Though injuries have limited him to 101 games this season, Reyes' bat has been the best of any shortstop's on a rate basis, producing a .315 True Average (TAv) that is tops at the position and a .336 average that leads the National League.
Reyes will become available to the highest bidder in an offseason that features few attractive options for suitors in search of a shortstop.
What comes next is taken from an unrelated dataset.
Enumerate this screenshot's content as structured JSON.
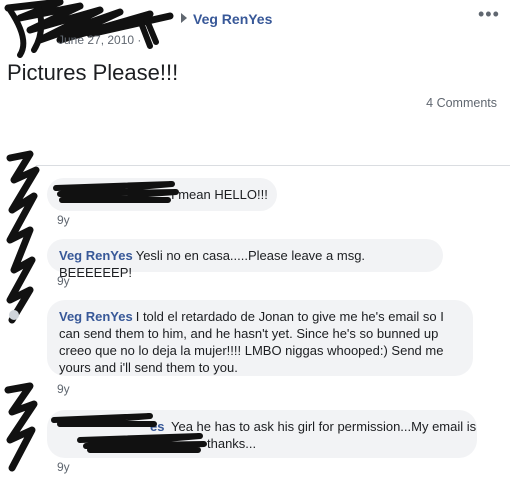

In the wake of recent extensions granted to J.J. Hardy and Yunel Escobar, the market will largely be restricted to past-their-prime veterans on their last legs, such as Orlando Cabrera and the recently released Miguel Tejada, as well as defensive specialists such as Cesar Izturis, John McDonald and Jack Wilson.
Beyond Reyes, only Jimmy Rollins and Rafael Furcal (whose $12 million club option is unlikely to be exercised) offer any real offensive upside, and Reyes is the lone member of that trio on the youthful side of 30.
That perfect storm of positional scarcity should have Reyes and his agent, Peter Greenberg, salivating, but how smart an investment is the lifetime Mets player, and how long should teams be looking to commit when they start approaching him with multiyear packages?